At a time where child wellbeing in the UK ranks a poor 16th out of 29 income rich countries, putting us below Slovenia and the Czech Republic, children are becoming overweight or obese earlier and breastfeeding rates are deemed the worst in the world, it is highly concerning to learn that of the £50.5m spending reductions planned for 2016-17 by local authorities, the biggest single area affected was services directly aimed at improving the health of children and young people (‘Children’s services hardest hit by public health cuts,’ 4 July 2016). Cuts are also affecting services for pregnant women such as smoking cessation and this could have a significant impact on the future health of children.

If we are to improve outcomes for children and young people in the UK, then it is vital that services provided by local authorities such as health visiting, school nurses and weight management programmes are protected. Without them, obesity rates will rise and the associated health costs will spiral, breastfeeding rates will fail to get better and thousands of babies each year will miss out on the many benefits it provides. In addition, obesity prevention, school nurses and health visitors are all important in the prevention and early detection of mental health problems, so these services are vital for maintaining both the physical and mental health of our children. We call on Government to invest in child health now because by doing so, it will protect the future health of the nation.
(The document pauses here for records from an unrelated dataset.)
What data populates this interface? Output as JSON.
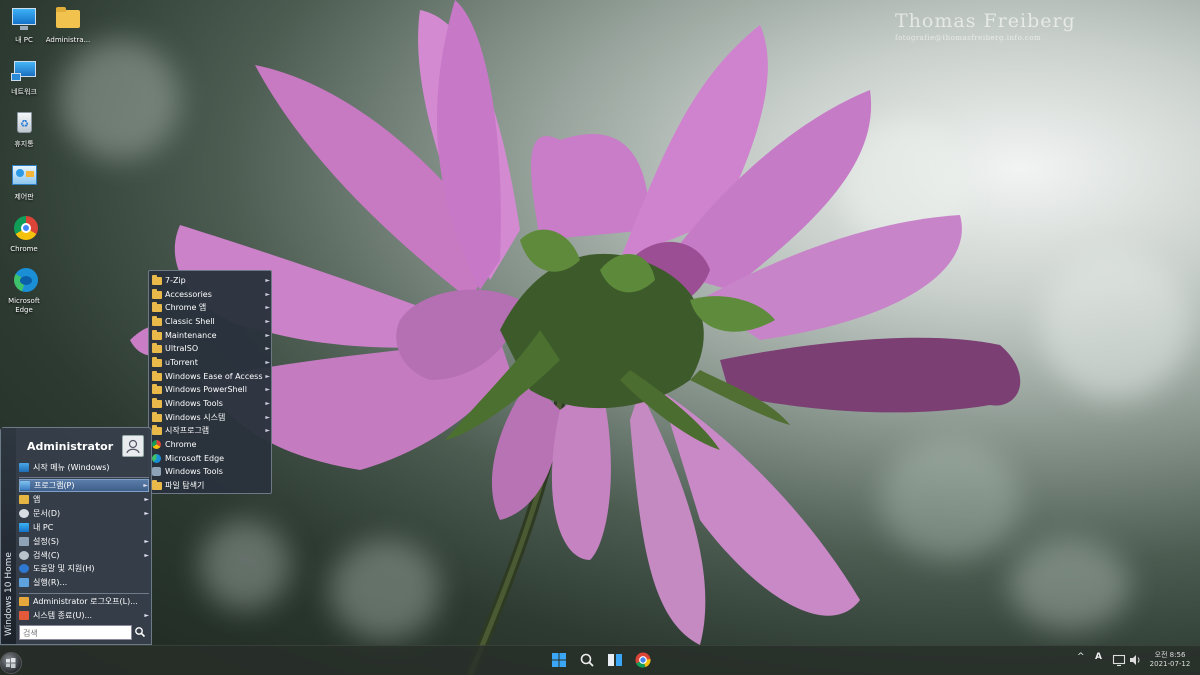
{
  "watermark": {
    "name": "Thomas Freiberg",
    "site": "fotografie@thomasfreiberg.info.com"
  },
  "desktop": {
    "icons": [
      {
        "label": "내 PC"
      },
      {
        "label": "Administra..."
      },
      {
        "label": "네트워크"
      },
      {
        "label": "휴지통"
      },
      {
        "label": "제어판"
      },
      {
        "label": "Chrome"
      },
      {
        "label": "Microsoft Edge"
      }
    ]
  },
  "start_menu": {
    "edition": "Windows 10 Home",
    "user": "Administrator",
    "items": [
      {
        "label": "시작 메뉴 (Windows)",
        "arrow": ""
      },
      {
        "label": "프로그램(P)",
        "arrow": "►"
      },
      {
        "label": "앱",
        "arrow": "►"
      },
      {
        "label": "문서(D)",
        "arrow": "►"
      },
      {
        "label": "내 PC",
        "arrow": ""
      },
      {
        "label": "설정(S)",
        "arrow": "►"
      },
      {
        "label": "검색(C)",
        "arrow": "►"
      },
      {
        "label": "도움말 및 지원(H)",
        "arrow": ""
      },
      {
        "label": "실행(R)...",
        "arrow": ""
      },
      {
        "label": "Administrator 로그오프(L)...",
        "arrow": ""
      },
      {
        "label": "시스템 종료(U)...",
        "arrow": "►"
      }
    ],
    "search_placeholder": "검색"
  },
  "programs_menu": {
    "folders": [
      "7-Zip",
      "Accessories",
      "Chrome 앱",
      "Classic Shell",
      "Maintenance",
      "UltraISO",
      "uTorrent",
      "Windows Ease of Access",
      "Windows PowerShell",
      "Windows Tools",
      "Windows 시스템",
      "시작프로그램"
    ],
    "apps": [
      "Chrome",
      "Microsoft Edge",
      "Windows Tools",
      "파일 탐색기"
    ],
    "arrow": "►"
  },
  "taskbar": {
    "tray": {
      "chevron": "^",
      "ime": "A"
    },
    "clock_time": "오전 8:56",
    "clock_date": "2021-07-12"
  },
  "colors": {
    "accent": "#3f5f8a",
    "folder": "#e9b949"
  }
}
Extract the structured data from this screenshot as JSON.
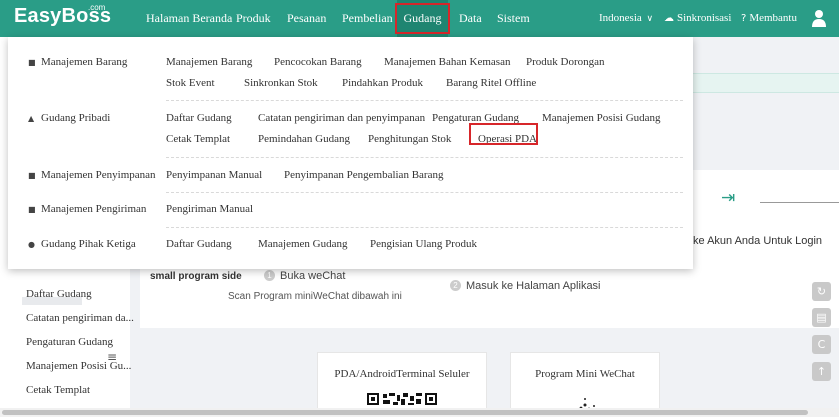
{
  "app": {
    "logo": "EasyBoss",
    "logo_sup": ".com"
  },
  "nav": {
    "items": [
      "Halaman Beranda",
      "Produk",
      "Pesanan",
      "Pembelian",
      "Gudang",
      "Data",
      "Sistem"
    ],
    "active": "Gudang",
    "language": "Indonesia",
    "language_caret": "∨",
    "sync": "Sinkronisasi",
    "help": "Membantu"
  },
  "menu": {
    "sections": [
      {
        "name": "Manajemen Barang",
        "icon": "box-icon",
        "rows": [
          [
            "Manajemen Barang",
            "Pencocokan Barang",
            "Manajemen Bahan Kemasan",
            "Produk Dorongan"
          ],
          [
            "Stok Event",
            "Sinkronkan Stok",
            "Pindahkan Produk",
            "Barang Ritel Offline"
          ]
        ]
      },
      {
        "name": "Gudang Pribadi",
        "icon": "home-icon",
        "rows": [
          [
            "Daftar Gudang",
            "Catatan pengiriman dan penyimpanan",
            "Pengaturan Gudang",
            "Manajemen Posisi Gudang"
          ],
          [
            "Cetak Templat",
            "Pemindahan Gudang",
            "Penghitungan Stok",
            "Operasi PDA"
          ]
        ]
      },
      {
        "name": "Manajemen Penyimpanan",
        "icon": "storage-icon",
        "rows": [
          [
            "Penyimpanan Manual",
            "Penyimpanan Pengembalian Barang"
          ]
        ]
      },
      {
        "name": "Manajemen Pengiriman",
        "icon": "shipping-icon",
        "rows": [
          [
            "Pengiriman Manual"
          ]
        ]
      },
      {
        "name": "Gudang Pihak Ketiga",
        "icon": "third-party-icon",
        "rows": [
          [
            "Daftar Gudang",
            "Manajemen Gudang",
            "Pengisian Ulang Produk"
          ]
        ]
      }
    ],
    "highlighted_item": "Operasi PDA"
  },
  "sidebar": {
    "items": [
      "Daftar Gudang",
      "Catatan pengiriman da...",
      "Pengaturan Gudang",
      "Manajemen Posisi Gu...",
      "Cetak Templat"
    ]
  },
  "content": {
    "small_program_title": "small program side",
    "step1": "Buka weChat",
    "step1_num": "1",
    "step1_sub": "Scan Program miniWeChat dibawah ini",
    "step2": "Masuk ke Halaman Aplikasi",
    "step2_num": "2",
    "login_text": "ke Akun Anda Untuk Login",
    "card1_title": "PDA/AndroidTerminal Seluler",
    "card2_title": "Program Mini WeChat"
  },
  "colors": {
    "brand": "#2a9d87",
    "highlight": "#d7262a"
  }
}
Professor Russell Viner, Officer for Health Promotion, Royal College of Paediatrics and Child Health (RCPCH)
Shirley Cramer, CEO, The Royal Society for Public Health (RSPH)
Professor John Middleton, President of the Faculty of Public Health
Sarah Carpenter, head of Health, Community Practitioners’ & Health Visitors’ Association
Sarah Carpenter, head of Health, Unite
Dr Ingrid Wolfe, Chair, British Association for Child & Adolescent Public Health
Janet Davies, Chief Executive & General Secretary at the Royal College of Nursing
Dr David Richmond, President, Royal College of Obstetricians and Gynaecologists (RCOG)
Dr Cheryll Adams, CBE, Executive Director, Institute of Health Visiting
Cathy Warwick, CEO, Royal College of Midwives
Jane Barlow, President, Association of Infant Mental Health
Stephen Dalton, Chief Executive, NHS Confederation
Bernadka Dubicka, Vice-chair, faculty of child and adolescent psychiatry, Royal College of Psychiatrist, Honorary reader, University of Manchester; Consultant psychiatrist, Lancashire Care Foundation Trust
Prof Karen Middleton, chief executive of the Chartered Society of Physiotherapy